  • What make and model of PC is it?
    – Moab
    Oct 4 '15 at 22:41
  • One way to check the drive is to remove it and use a sata to usb adapter, then connect it to another PC, see if you can browse the drive.
    – Moab
    Oct 4 '15 at 22:42
  • Sounds like you could try windows repair although not sure how you do this under Windows 10. Your boot record seems to be intact. But yes the evidence points to bad hard drive/sectors from what you said. If it were me I would pull HD out and connect to another computer. See if you can get your files that way (then follow that by testing HD with test utility) and then reinstall Windows fresh to new hard-drive if you found lots of bad records/sectors during testing.
    – B. Shea
    Oct 4 '15 at 22:44
  • It is a Dell Vostro 260. 3-4 years old.
    – Plecos
    Oct 4 '15 at 22:47
  • I do not have SATA to USB cord unless that is what is going from the mobo to the drive. My other pc uses ide, but I will check on the cord.
    – Plecos
    Oct 4 '15 at 22:51

Did you delete any system files, like ones directly stored in the root directory of the main hard drive (C:)? I had this problem before, although the problem wasn't with hal.dll, it was with boot.ini.

I was using Win XP, though; it is different with Win 10.

The story of how stupid I was to create this error is a long one (tell me if you want to hear it), but basically I used my Win XP install disk and a burned cd with this software on it (only to reset my admin password.

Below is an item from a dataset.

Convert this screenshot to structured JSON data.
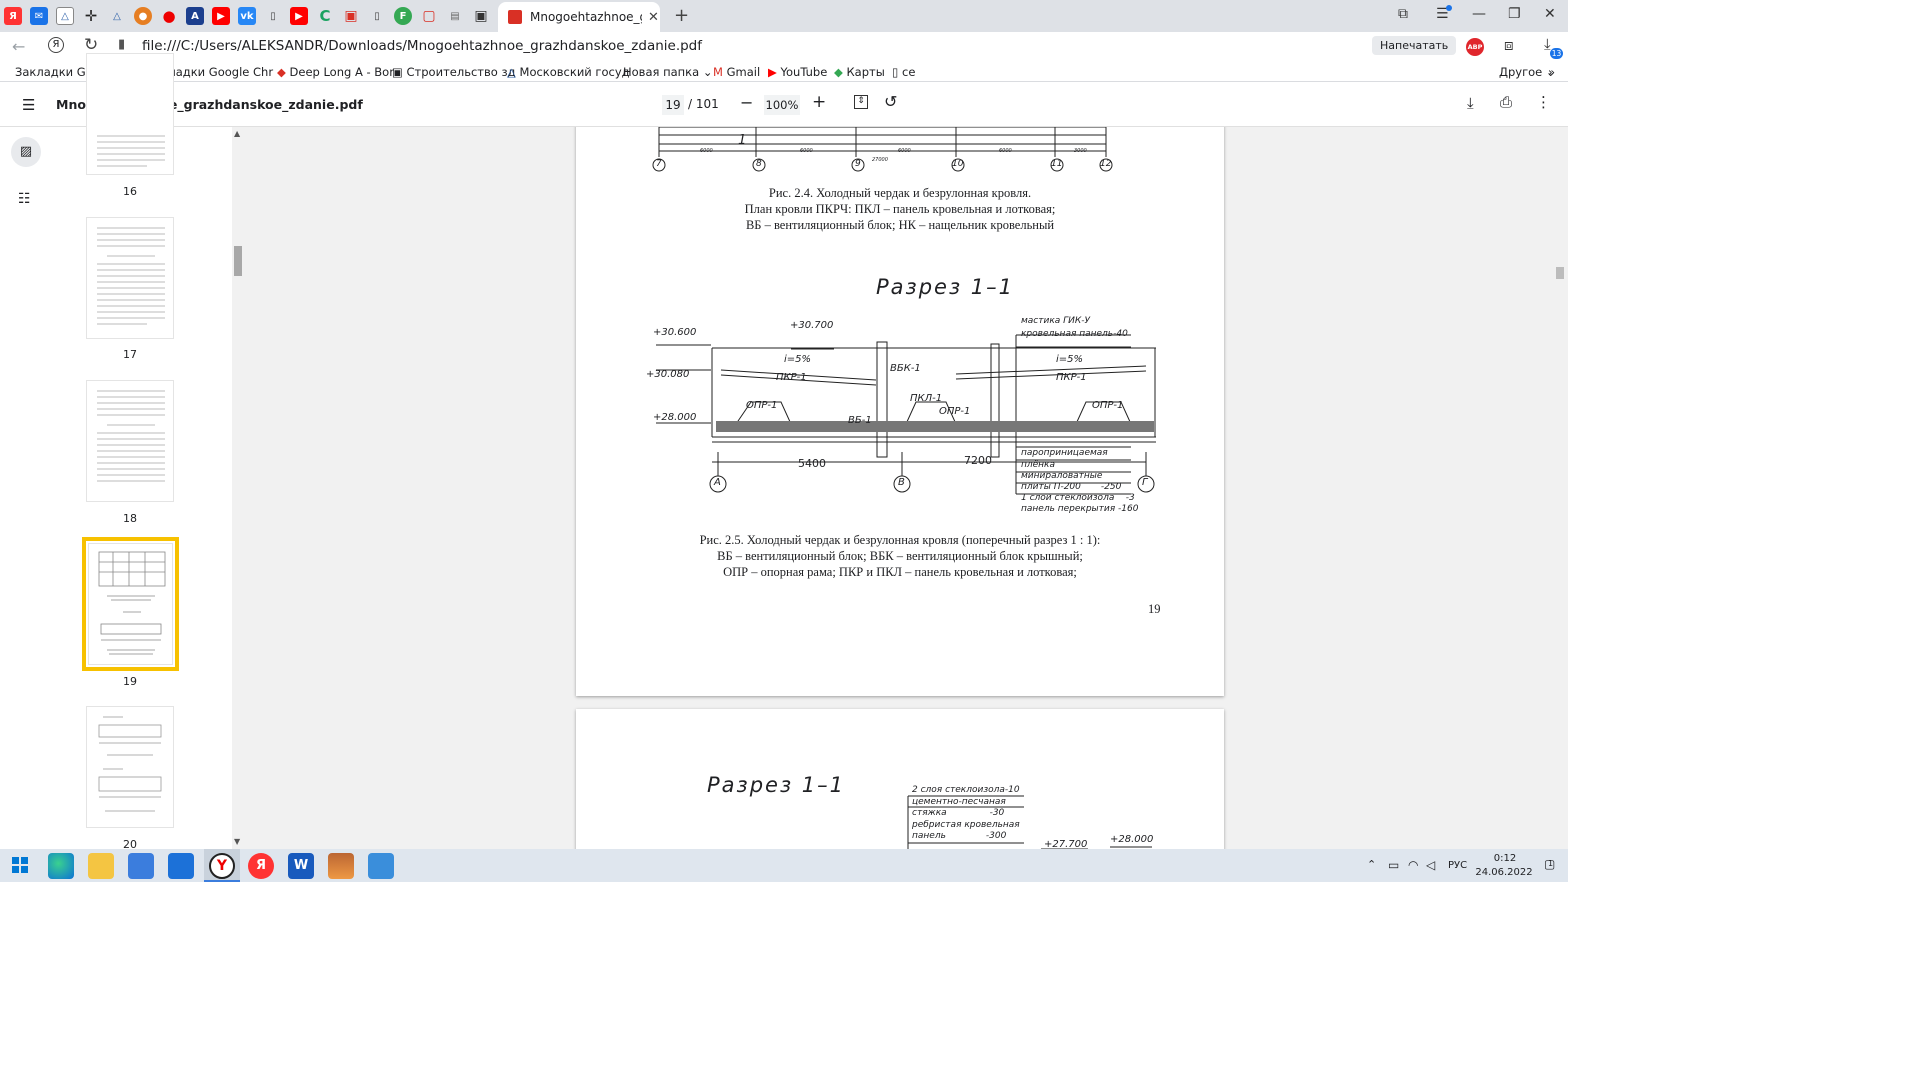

I had NO idea what it was, although my account was the only one available from the "Choose User" menu). I entered system recovery and used bootcfg /create to recreate the boot file. I used this guide, but you may want to use the one talking about the BCD Store file instead, since you have Win 10.

This is only if you think the problem is with the BCD Store file.

However, to answer the main question, no, your drive is probably not dead.


If you're using Windows Backup, be sure you have a "system restore" CD/DVD [which the backup program can create]. Then, backup all data to a USB hard drive [specify that you want a system image and files on all drives]. Other backup programs usually have something similar.

The restore CD can be booted from and can restore a system drive from the USB's system image. I had a total wipeout and was able to recover fully to a new drive with this. I had my Win7 install disks, but I didn't need them as the bootable CD was enough. But, I had done all the prep before my drive started getting flaky [and finally croaking]. You may get lucky, if you do it quickly.

Check the S.M.A.R.T. data for the drive in question. There are utilities to check/display this data. It will give you a clue (e.g. excessive I/O errors, etc). Check the pending remap sectors count). The program will usually tell you "this value is too high and indicates imminent failure", etc.

Also, check your drive's temperature via the SMART monitor program. If it's above 40 deg C it's a bit too hot. Beyond 50 and you're in trouble. Also, if the drive is too cold (below 25C), that can have problems as well.

Check the airflow on the drive, particularly if the drive data says it's hot. Ensure all fans are spinning well--replace as required.

Your Answer

By clicking “Post Your Answer”, you agree to our terms of service, privacy policy and cookie policy

Not the answer you're looking for? Browse other questions tagged or ask your own question.